4. To change the status of Delivery of Carded Articles from optional to Mandatory would require, in addition to consultation and agreement with POAAL, Australia Post advising of this change within the Disclosure Document and in this case no advice to this change has been given in this document.

5. In all LPO Agreements ever issued up until June 2011, only the standard annual rate has been included in Annexure A next to Delivery of Carded Articles. This currently being $381.82. The reason for this is that with reference to the manual this is an annual rate for up to 25 per week, and the Agreement with, reference to the manual, gives a descriptive detail of the rate, and for what it is paid.
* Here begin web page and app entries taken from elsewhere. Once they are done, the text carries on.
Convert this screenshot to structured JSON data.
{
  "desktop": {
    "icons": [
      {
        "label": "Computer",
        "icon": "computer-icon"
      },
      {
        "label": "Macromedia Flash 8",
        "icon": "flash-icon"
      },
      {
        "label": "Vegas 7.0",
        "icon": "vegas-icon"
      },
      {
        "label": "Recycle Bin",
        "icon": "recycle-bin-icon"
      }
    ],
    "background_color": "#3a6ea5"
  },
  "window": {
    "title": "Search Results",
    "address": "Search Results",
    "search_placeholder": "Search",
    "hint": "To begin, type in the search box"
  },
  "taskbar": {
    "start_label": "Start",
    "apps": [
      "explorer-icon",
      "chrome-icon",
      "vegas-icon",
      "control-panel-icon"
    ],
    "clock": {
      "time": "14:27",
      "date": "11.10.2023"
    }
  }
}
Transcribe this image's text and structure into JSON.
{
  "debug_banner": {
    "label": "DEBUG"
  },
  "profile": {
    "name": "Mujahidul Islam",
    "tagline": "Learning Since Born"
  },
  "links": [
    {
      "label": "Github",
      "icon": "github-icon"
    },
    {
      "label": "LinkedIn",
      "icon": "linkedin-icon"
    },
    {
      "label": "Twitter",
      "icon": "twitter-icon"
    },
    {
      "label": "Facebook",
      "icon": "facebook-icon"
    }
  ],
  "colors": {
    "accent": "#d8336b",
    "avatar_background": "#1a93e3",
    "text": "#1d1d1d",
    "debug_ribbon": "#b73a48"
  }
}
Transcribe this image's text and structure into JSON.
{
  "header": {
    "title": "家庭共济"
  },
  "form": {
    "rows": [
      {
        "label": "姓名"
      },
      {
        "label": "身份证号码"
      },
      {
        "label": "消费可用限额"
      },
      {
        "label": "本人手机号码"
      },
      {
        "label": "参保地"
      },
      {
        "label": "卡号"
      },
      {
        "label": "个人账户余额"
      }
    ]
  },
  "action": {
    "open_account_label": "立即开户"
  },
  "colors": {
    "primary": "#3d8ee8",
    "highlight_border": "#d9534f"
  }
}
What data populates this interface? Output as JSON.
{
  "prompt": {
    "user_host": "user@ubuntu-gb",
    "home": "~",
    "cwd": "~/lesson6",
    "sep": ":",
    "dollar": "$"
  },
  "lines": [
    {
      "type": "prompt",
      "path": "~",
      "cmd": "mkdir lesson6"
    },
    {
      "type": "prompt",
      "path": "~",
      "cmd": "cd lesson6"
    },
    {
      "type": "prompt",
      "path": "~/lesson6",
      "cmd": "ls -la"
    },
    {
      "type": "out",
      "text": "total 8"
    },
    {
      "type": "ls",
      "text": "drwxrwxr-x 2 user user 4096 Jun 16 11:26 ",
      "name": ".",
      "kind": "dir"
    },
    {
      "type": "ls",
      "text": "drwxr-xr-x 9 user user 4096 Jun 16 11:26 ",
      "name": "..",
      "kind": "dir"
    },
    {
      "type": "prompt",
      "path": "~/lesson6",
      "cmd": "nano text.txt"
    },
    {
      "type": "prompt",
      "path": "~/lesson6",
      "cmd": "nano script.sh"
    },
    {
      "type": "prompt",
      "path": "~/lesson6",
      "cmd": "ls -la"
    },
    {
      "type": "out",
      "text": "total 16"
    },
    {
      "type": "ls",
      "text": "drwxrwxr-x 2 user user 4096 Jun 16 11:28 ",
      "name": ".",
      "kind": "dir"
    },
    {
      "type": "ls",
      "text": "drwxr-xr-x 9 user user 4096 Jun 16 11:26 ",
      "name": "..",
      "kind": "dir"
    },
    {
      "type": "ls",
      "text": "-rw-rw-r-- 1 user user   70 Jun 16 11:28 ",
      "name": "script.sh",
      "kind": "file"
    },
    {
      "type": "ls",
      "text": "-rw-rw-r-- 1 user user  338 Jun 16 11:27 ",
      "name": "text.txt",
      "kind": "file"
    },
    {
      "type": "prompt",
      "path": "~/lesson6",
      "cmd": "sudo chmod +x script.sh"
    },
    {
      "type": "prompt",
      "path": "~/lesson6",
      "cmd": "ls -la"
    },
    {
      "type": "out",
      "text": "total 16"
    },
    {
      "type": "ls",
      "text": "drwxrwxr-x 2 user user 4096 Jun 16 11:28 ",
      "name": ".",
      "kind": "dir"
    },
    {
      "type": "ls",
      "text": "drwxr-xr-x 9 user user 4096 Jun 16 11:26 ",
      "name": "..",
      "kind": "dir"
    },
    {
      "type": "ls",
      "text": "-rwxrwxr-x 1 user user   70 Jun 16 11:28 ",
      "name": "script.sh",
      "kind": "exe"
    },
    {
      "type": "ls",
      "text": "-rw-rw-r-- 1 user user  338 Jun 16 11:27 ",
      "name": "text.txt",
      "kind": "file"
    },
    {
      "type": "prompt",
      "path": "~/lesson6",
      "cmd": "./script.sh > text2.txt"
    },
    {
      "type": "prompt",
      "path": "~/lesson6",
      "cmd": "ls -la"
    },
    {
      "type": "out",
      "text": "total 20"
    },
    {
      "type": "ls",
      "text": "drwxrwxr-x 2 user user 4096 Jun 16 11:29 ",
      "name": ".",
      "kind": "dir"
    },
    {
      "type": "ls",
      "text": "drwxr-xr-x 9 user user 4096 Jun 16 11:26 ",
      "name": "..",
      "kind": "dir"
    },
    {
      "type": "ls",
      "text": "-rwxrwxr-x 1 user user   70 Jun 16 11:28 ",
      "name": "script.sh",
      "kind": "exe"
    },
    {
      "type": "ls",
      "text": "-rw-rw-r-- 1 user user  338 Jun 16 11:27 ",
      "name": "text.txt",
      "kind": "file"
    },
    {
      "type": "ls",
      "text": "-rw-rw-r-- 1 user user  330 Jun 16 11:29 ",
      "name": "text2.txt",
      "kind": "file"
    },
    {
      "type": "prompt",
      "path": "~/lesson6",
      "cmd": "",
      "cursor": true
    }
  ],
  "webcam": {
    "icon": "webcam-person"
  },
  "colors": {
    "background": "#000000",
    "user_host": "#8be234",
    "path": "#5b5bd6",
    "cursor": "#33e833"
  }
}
In the new version AP has inserted their nominated rate for the service for this particular office, and in doing this it is incumbent on AP to explain how this rate is derived, and for what number of articles on a per annum basis outlined. This would require more detail than the simple amount given, and a requirement of the Franchise Disclosure Legislation is to fully detail how, and on what basis, a payment is derived and made and this detail should be advised in the Disclosure Document which it is not, in this case, and in Annexure A again, not disclosed.

Licensees should note that this is a blatant attempt by NSW AP management to change the LPO Agreement, without consultation and agreement, with the effect of both gaining a commercial advantage over the Licensee, and removing existing rights held under the agreement by stealth, without proper disclosure, in breach of AP's obligations under the LPO Agreement, Consultative Agreement with POAAL, and the Australian Consumers Legislation 2010, with reference to the Franchise Disclosure provisions and Section 20 & 22 relating to

Unconscionable Conduct.